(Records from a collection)
******

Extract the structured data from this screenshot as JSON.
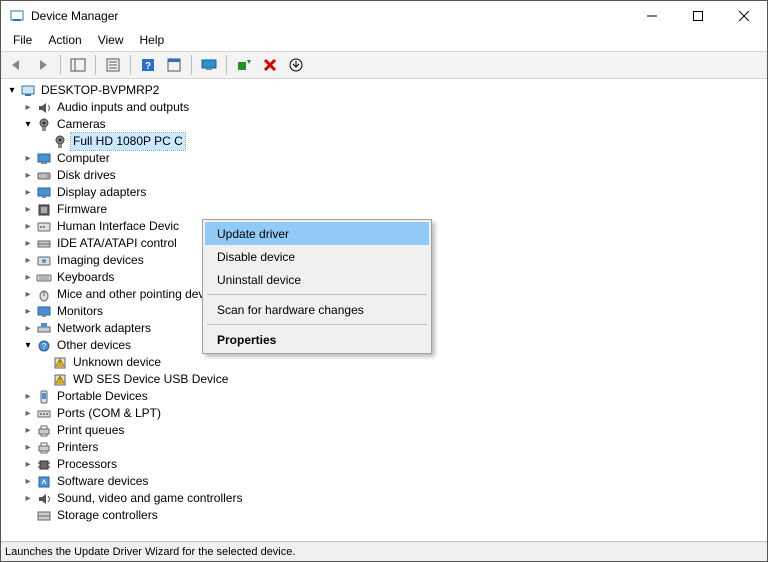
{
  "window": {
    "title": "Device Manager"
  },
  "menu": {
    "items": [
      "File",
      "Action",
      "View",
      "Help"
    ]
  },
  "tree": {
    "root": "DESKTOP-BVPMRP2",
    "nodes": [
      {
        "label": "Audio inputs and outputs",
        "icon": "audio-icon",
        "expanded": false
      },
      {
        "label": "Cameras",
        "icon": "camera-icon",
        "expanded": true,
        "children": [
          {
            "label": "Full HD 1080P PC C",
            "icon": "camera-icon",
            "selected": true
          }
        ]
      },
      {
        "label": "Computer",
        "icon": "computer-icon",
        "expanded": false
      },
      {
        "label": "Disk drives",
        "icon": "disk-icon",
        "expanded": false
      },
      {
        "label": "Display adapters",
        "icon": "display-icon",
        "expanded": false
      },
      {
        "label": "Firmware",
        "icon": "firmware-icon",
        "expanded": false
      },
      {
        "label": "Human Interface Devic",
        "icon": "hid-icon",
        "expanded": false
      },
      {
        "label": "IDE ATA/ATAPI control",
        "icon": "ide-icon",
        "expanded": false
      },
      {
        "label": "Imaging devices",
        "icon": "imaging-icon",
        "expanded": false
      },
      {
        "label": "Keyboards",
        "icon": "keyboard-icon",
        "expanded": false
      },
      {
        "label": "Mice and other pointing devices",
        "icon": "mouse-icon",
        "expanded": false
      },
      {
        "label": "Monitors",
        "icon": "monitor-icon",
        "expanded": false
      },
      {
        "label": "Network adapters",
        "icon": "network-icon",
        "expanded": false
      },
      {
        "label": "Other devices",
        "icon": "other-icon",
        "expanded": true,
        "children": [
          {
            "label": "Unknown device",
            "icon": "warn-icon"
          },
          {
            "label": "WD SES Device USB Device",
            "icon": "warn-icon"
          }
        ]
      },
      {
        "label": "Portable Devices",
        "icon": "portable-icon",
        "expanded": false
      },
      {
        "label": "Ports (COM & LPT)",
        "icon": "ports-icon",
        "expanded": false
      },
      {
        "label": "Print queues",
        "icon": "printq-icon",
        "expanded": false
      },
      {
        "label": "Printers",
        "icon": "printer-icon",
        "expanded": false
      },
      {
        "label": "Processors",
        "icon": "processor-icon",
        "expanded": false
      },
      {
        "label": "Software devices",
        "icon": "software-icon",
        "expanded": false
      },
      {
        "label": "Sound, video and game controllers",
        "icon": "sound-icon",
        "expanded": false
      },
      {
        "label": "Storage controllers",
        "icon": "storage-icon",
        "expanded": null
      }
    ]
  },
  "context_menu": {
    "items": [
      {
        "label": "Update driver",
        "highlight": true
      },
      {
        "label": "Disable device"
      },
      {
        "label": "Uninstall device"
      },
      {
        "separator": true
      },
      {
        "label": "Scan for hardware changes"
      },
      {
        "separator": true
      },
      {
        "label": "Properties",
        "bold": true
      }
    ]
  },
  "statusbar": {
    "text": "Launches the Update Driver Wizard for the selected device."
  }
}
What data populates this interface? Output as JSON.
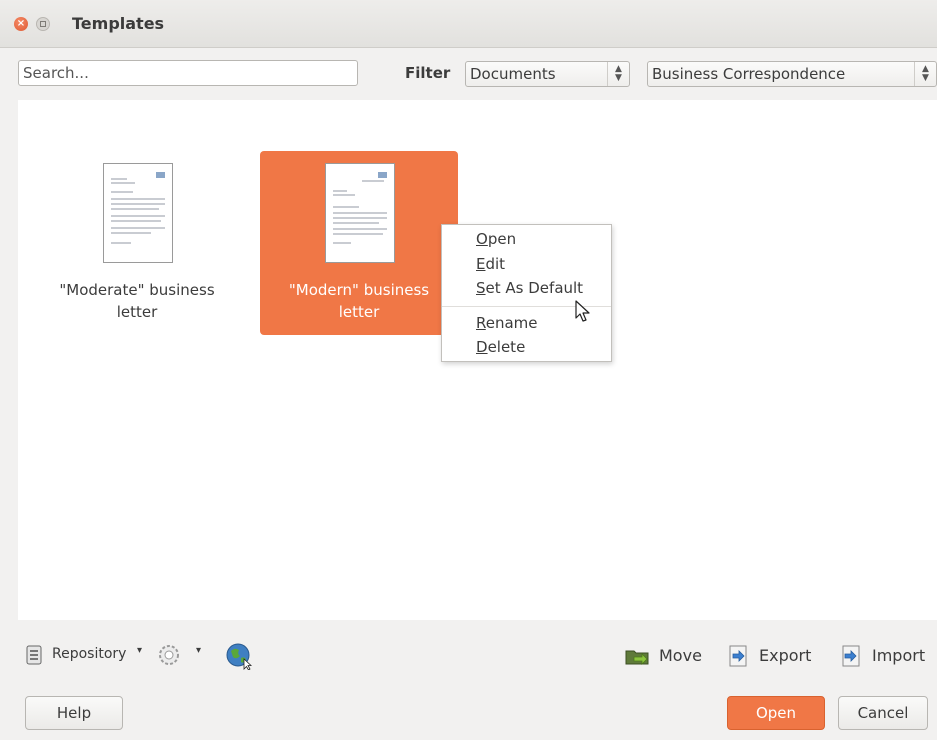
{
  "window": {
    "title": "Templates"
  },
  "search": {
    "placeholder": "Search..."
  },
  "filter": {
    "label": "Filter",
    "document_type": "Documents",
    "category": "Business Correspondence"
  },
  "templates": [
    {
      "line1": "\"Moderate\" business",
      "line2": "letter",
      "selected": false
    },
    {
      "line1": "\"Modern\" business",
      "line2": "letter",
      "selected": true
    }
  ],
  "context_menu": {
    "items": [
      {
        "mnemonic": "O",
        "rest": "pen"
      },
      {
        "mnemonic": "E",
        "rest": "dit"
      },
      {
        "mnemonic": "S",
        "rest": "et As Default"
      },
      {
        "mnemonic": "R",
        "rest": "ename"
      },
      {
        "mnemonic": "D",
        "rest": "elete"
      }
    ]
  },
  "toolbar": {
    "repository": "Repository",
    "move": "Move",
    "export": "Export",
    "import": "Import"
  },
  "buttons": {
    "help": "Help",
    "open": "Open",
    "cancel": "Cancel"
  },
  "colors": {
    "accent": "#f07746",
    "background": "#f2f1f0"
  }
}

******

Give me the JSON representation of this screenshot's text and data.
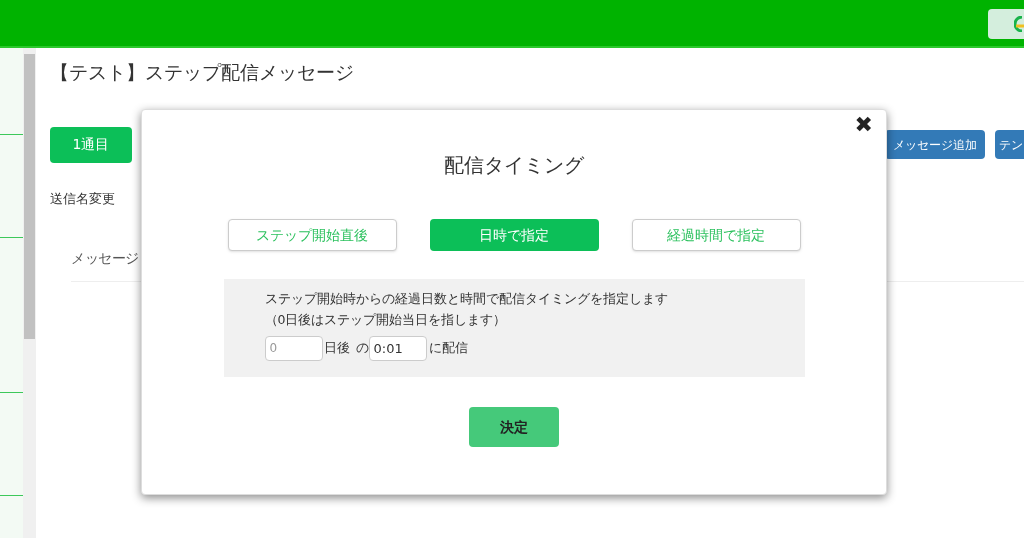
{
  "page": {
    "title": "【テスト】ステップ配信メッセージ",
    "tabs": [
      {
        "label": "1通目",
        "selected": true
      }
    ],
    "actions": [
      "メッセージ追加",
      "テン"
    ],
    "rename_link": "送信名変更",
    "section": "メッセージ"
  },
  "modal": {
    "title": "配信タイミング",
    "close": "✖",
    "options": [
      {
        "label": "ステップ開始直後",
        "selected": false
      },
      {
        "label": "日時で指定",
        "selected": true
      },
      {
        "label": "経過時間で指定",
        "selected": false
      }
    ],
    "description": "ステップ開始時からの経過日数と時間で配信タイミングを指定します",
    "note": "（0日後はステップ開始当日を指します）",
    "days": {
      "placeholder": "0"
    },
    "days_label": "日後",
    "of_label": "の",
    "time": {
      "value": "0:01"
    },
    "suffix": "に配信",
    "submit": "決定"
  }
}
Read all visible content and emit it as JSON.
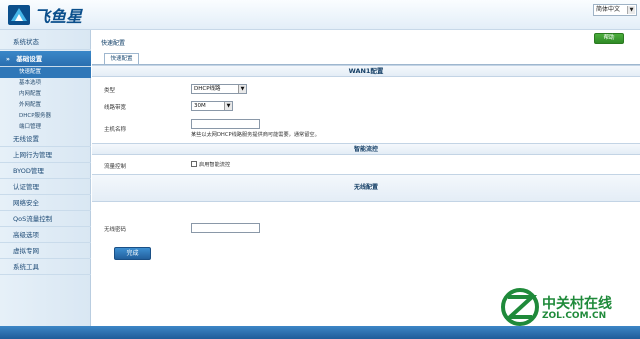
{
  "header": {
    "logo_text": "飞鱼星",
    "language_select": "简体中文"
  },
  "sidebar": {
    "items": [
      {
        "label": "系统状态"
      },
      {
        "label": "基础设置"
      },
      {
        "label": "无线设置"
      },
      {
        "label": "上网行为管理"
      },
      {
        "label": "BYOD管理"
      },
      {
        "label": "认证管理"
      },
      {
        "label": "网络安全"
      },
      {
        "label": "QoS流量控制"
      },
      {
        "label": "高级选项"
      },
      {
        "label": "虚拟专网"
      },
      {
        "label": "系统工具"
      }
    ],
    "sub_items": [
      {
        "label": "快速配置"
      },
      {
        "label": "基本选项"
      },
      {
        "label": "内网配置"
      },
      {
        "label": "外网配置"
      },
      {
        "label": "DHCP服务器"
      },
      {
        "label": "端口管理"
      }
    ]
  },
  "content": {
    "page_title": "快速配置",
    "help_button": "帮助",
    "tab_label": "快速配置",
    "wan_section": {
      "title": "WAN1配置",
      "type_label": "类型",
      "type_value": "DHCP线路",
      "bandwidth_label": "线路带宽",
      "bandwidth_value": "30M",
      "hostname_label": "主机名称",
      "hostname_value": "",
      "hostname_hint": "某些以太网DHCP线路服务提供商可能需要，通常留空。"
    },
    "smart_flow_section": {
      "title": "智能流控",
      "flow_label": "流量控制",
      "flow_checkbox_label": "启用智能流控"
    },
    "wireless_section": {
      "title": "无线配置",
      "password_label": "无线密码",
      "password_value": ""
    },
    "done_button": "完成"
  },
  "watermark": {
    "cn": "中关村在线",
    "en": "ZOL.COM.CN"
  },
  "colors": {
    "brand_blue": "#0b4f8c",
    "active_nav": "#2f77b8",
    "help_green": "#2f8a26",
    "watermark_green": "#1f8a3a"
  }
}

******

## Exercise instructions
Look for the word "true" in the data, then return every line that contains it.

## Response
        "expanded": true,
            "selected": true
        "expanded": true,
        "highlight": true
        "separator": true
        "separator": true
        "bold": true
      "selected": true
        "selected": true
        "selected": true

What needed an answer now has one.